The post office in downtown Lakewood, New Jersey, was built by the WPA in 1938. Located at the corner of Clifton Avenue & Main Street, it’s undergone a few changes over the years, like an addition on the north side and renovation of the interior, but for the most part it looks like it did back in 1938.
The Asbury Park Press reports that the USPS announced this week that it would be closing this historic post office and selling the building. Postal services for the community will be moved to a facility in the Lakewood Industrial Park on the outskirts of the town. A real estate specialist for the Postal Service told Lakewood officials there would be a benefit for the town because the building, once sold, could be added to the town’s tax roll. Town officials and local residents were not impressed with the argument, and they passed a resolution Thursday night making it known that it considers the move by the postal service to be "extremely inappropriate."

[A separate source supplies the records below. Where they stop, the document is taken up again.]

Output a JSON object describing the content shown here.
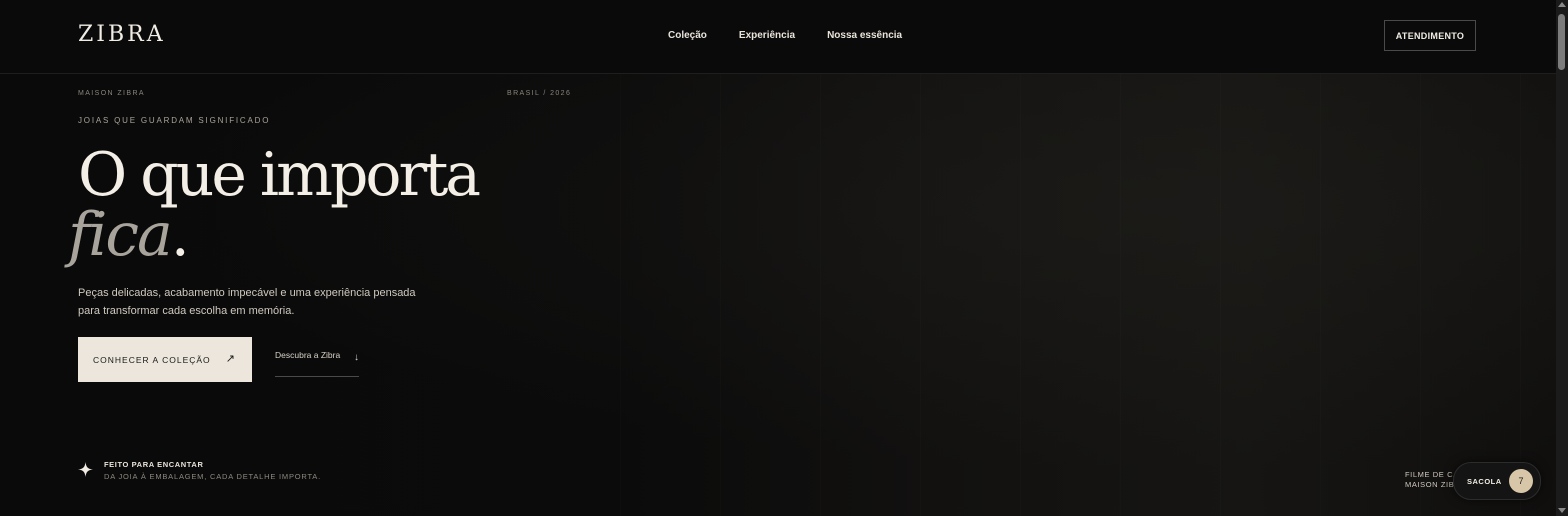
{
  "header": {
    "logo": "ZIBRA",
    "nav": [
      "Coleção",
      "Experiência",
      "Nossa essência"
    ],
    "cta": "ATENDIMENTO"
  },
  "hero": {
    "meta_left": "MAISON ZIBRA",
    "meta_right": "BRASIL / 2026",
    "eyebrow": "JOIAS QUE GUARDAM SIGNIFICADO",
    "title_line1": "O que importa",
    "title_italic": "fica",
    "title_dot": ".",
    "lead": "Peças delicadas, acabamento impecável e uma experiência pensada para transformar cada escolha em memória.",
    "primary_button": "CONHECER A COLEÇÃO",
    "primary_arrow": "↗",
    "secondary_link": "Descubra a Zibra",
    "secondary_arrow": "↓"
  },
  "feature": {
    "icon": "sparkle-icon",
    "title": "FEITO PARA ENCANTAR",
    "subtitle": "DA JOIA À EMBALAGEM, CADA DETALHE IMPORTA."
  },
  "film": {
    "line1": "FILME DE CAMPANHA",
    "line2": "MAISON ZIBRA"
  },
  "bag": {
    "label": "SACOLA",
    "count": "7"
  },
  "colors": {
    "background": "#0b0b0b",
    "text": "#e9e4da",
    "accent_button": "#ece6dc",
    "badge": "#d8c6a8"
  }
}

Lakewood was settled before the American Revolution, and it’s had mail service since the early 1800s, when a man was hired to deliver letters and other valuables to and from Freehold, a connecting point to New York and Philadelphia. In 1880, citizens had an election to choose the village’s name, and on March 20 the Post Office officially recognized the village as "Lakewood.” In the early 1900s, it became a vacation resort for the wealthy: the Rockefeller family estate is now Ocean County Park, and Jay Gould’s is now Georgian Court University (wikipedia). With a population of over 92,000, Lakewood is the seventh largest community in New Jersey.

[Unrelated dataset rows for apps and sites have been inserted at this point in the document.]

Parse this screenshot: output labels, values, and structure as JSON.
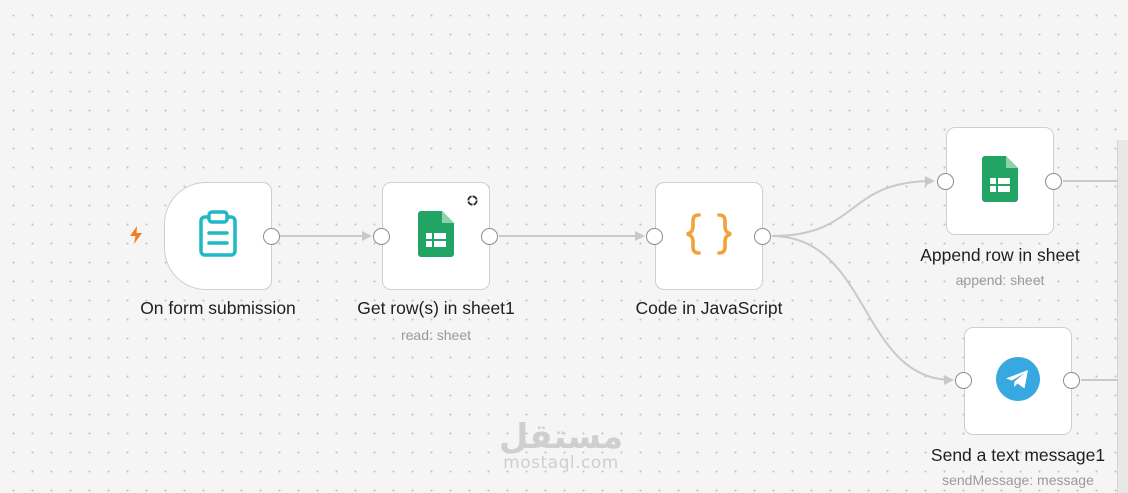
{
  "nodes": {
    "form_trigger": {
      "label": "On form submission",
      "icon": "clipboard-icon"
    },
    "get_rows": {
      "label": "Get row(s) in sheet1",
      "sublabel": "read: sheet",
      "icon": "google-sheets-icon"
    },
    "code_js": {
      "label": "Code in JavaScript",
      "icon": "code-braces-icon"
    },
    "append_row": {
      "label": "Append row in sheet",
      "sublabel": "append: sheet",
      "icon": "google-sheets-icon"
    },
    "telegram": {
      "label": "Send a text message1",
      "sublabel": "sendMessage: message",
      "icon": "telegram-icon"
    }
  },
  "watermark": {
    "arabic": "مستقل",
    "latin": "mostaql.com"
  },
  "colors": {
    "trigger_bolt": "#f57c1f",
    "form_icon": "#1fb8c4",
    "sheets_green": "#21a464",
    "code_orange": "#f2a238",
    "telegram_blue": "#38a8e0",
    "edge": "#c9c9c9"
  }
}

Though set on Long Island, The Amityville Horror was actually filmed partly in Lakewood. The story of a haunted house where a mass murder had taken place, the film was a huge box office success, but it got some negative reviews, like one from Roger Ebert, who described it as "dreary and terminally depressing.” The same goes for the closing of Lakewood’s New Deal post office.